> [Data about app and page elements]
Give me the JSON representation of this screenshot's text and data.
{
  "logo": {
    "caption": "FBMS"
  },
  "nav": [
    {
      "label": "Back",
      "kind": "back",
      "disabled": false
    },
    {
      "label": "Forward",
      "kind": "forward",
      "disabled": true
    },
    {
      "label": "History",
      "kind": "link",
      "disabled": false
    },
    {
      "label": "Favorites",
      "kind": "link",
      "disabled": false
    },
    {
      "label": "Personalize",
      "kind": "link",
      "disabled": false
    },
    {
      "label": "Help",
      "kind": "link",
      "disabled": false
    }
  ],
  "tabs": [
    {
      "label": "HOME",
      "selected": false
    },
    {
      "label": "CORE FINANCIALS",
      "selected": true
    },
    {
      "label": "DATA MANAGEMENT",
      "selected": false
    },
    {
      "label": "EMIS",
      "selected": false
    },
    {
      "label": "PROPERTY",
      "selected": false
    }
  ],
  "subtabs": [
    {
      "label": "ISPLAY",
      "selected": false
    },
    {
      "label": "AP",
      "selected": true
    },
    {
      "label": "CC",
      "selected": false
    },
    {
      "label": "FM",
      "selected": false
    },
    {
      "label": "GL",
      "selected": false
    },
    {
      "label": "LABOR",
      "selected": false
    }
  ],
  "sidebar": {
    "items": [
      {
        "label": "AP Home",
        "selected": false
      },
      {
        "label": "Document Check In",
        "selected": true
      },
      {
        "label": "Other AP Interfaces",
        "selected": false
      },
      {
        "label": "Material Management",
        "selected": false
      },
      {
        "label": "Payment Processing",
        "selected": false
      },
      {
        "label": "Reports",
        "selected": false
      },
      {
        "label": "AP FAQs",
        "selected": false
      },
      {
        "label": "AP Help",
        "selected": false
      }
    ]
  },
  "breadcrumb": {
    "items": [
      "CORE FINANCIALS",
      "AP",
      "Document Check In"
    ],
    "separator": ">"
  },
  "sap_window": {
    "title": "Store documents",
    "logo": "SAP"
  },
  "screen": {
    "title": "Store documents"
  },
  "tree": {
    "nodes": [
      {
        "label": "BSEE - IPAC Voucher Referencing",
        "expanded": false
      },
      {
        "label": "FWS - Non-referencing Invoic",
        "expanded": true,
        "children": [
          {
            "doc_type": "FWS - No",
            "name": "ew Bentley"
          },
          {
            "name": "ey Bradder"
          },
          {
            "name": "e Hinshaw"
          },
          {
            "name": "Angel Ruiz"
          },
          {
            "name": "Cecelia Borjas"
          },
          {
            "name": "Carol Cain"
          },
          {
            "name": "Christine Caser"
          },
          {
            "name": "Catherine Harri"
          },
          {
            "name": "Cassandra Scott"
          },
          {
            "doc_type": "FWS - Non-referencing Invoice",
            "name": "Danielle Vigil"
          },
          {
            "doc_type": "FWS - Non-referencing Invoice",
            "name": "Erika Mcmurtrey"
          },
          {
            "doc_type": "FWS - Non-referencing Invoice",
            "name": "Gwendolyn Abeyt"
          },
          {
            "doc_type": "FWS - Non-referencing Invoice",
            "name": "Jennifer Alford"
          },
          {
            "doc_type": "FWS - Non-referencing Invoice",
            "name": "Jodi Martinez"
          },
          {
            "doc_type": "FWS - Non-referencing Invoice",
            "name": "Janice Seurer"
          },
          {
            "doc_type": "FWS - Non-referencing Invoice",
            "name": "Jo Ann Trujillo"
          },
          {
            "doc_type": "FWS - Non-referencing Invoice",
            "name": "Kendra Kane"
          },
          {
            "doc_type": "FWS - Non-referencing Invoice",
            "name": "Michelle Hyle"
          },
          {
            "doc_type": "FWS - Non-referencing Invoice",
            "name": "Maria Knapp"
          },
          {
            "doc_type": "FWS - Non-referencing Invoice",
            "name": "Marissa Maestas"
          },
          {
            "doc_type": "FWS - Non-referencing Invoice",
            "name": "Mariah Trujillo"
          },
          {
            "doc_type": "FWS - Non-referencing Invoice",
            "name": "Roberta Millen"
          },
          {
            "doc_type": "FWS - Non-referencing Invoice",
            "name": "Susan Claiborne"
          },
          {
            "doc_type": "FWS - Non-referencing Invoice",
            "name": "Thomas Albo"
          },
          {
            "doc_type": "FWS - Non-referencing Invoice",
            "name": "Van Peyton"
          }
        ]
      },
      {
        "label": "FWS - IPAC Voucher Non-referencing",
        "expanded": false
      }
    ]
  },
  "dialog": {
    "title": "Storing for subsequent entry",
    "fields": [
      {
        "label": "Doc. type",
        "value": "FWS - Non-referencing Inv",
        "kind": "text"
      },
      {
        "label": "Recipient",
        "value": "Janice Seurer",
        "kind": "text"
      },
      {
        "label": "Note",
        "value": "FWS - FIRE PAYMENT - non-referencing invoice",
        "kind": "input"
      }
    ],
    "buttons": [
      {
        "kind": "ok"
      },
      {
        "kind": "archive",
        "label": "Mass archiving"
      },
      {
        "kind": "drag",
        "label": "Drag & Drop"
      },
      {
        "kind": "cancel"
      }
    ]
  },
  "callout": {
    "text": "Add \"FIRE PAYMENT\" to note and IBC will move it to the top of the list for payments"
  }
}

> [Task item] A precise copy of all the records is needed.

> [Reply to the task]
Give me the JSON representation of this screenshot's text and data.
{
  "logo": {
    "caption": "FBMS"
  },
  "nav": [
    {
      "label": "Back",
      "kind": "back",
      "disabled": false
    },
    {
      "label": "Forward",
      "kind": "forward",
      "disabled": true
    },
    {
      "label": "History",
      "kind": "link",
      "disabled": false
    },
    {
      "label": "Favorites",
      "kind": "link",
      "disabled": false
    },
    {
      "label": "Personalize",
      "kind": "link",
      "disabled": false
    },
    {
      "label": "Help",
      "kind": "link",
      "disabled": false
    }
  ],
  "tabs": [
    {
      "label": "HOME",
      "selected": false
    },
    {
      "label": "CORE FINANCIALS",
      "selected": true
    },
    {
      "label": "DATA MANAGEMENT",
      "selected": false
    },
    {
      "label": "EMIS",
      "selected": false
    },
    {
      "label": "PROPERTY",
      "selected": false
    }
  ],
  "subtabs": [
    {
      "label": "ISPLAY",
      "selected": false
    },
    {
      "label": "AP",
      "selected": true
    },
    {
      "label": "CC",
      "selected": false
    },
    {
      "label": "FM",
      "selected": false
    },
    {
      "label": "GL",
      "selected": false
    },
    {
      "label": "LABOR",
      "selected": false
    }
  ],
  "sidebar": {
    "items": [
      {
        "label": "AP Home",
        "selected": false
      },
      {
        "label": "Document Check In",
        "selected": true
      },
      {
        "label": "Other AP Interfaces",
        "selected": false
      },
      {
        "label": "Material Management",
        "selected": false
      },
      {
        "label": "Payment Processing",
        "selected": false
      },
      {
        "label": "Reports",
        "selected": false
      },
      {
        "label": "AP FAQs",
        "selected": false
      },
      {
        "label": "AP Help",
        "selected": false
      }
    ]
  },
  "breadcrumb": {
    "items": [
      "CORE FINANCIALS",
      "AP",
      "Document Check In"
    ],
    "separator": ">"
  },
  "sap_window": {
    "title": "Store documents",
    "logo": "SAP"
  },
  "screen": {
    "title": "Store documents"
  },
  "tree": {
    "nodes": [
      {
        "label": "BSEE - IPAC Voucher Referencing",
        "expanded": false
      },
      {
        "label": "FWS - Non-referencing Invoic",
        "expanded": true,
        "children": [
          {
            "doc_type": "FWS - No",
            "name": "ew Bentley"
          },
          {
            "name": "ey Bradder"
          },
          {
            "name": "e Hinshaw"
          },
          {
            "name": "Angel Ruiz"
          },
          {
            "name": "Cecelia Borjas"
          },
          {
            "name": "Carol Cain"
          },
          {
            "name": "Christine Caser"
          },
          {
            "name": "Catherine Harri"
          },
          {
            "name": "Cassandra Scott"
          },
          {
            "doc_type": "FWS - Non-referencing Invoice",
            "name": "Danielle Vigil"
          },
          {
            "doc_type": "FWS - Non-referencing Invoice",
            "name": "Erika Mcmurtrey"
          },
          {
            "doc_type": "FWS - Non-referencing Invoice",
            "name": "Gwendolyn Abeyt"
          },
          {
            "doc_type": "FWS - Non-referencing Invoice",
            "name": "Jennifer Alford"
          },
          {
            "doc_type": "FWS - Non-referencing Invoice",
            "name": "Jodi Martinez"
          },
          {
            "doc_type": "FWS - Non-referencing Invoice",
            "name": "Janice Seurer"
          },
          {
            "doc_type": "FWS - Non-referencing Invoice",
            "name": "Jo Ann Trujillo"
          },
          {
            "doc_type": "FWS - Non-referencing Invoice",
            "name": "Kendra Kane"
          },
          {
            "doc_type": "FWS - Non-referencing Invoice",
            "name": "Michelle Hyle"
          },
          {
            "doc_type": "FWS - Non-referencing Invoice",
            "name": "Maria Knapp"
          },
          {
            "doc_type": "FWS - Non-referencing Invoice",
            "name": "Marissa Maestas"
          },
          {
            "doc_type": "FWS - Non-referencing Invoice",
            "name": "Mariah Trujillo"
          },
          {
            "doc_type": "FWS - Non-referencing Invoice",
            "name": "Roberta Millen"
          },
          {
            "doc_type": "FWS - Non-referencing Invoice",
            "name": "Susan Claiborne"
          },
          {
            "doc_type": "FWS - Non-referencing Invoice",
            "name": "Thomas Albo"
          },
          {
            "doc_type": "FWS - Non-referencing Invoice",
            "name": "Van Peyton"
          }
        ]
      },
      {
        "label": "FWS - IPAC Voucher Non-referencing",
        "expanded": false
      }
    ]
  },
  "dialog": {
    "title": "Storing for subsequent entry",
    "fields": [
      {
        "label": "Doc. type",
        "value": "FWS - Non-referencing Inv",
        "kind": "text"
      },
      {
        "label": "Recipient",
        "value": "Janice Seurer",
        "kind": "text"
      },
      {
        "label": "Note",
        "value": "FWS - FIRE PAYMENT - non-referencing invoice",
        "kind": "input"
      }
    ],
    "buttons": [
      {
        "kind": "ok"
      },
      {
        "kind": "archive",
        "label": "Mass archiving"
      },
      {
        "kind": "drag",
        "label": "Drag & Drop"
      },
      {
        "kind": "cancel"
      }
    ]
  },
  "callout": {
    "text": "Add \"FIRE PAYMENT\" to note and IBC will move it to the top of the list for payments"
  }
}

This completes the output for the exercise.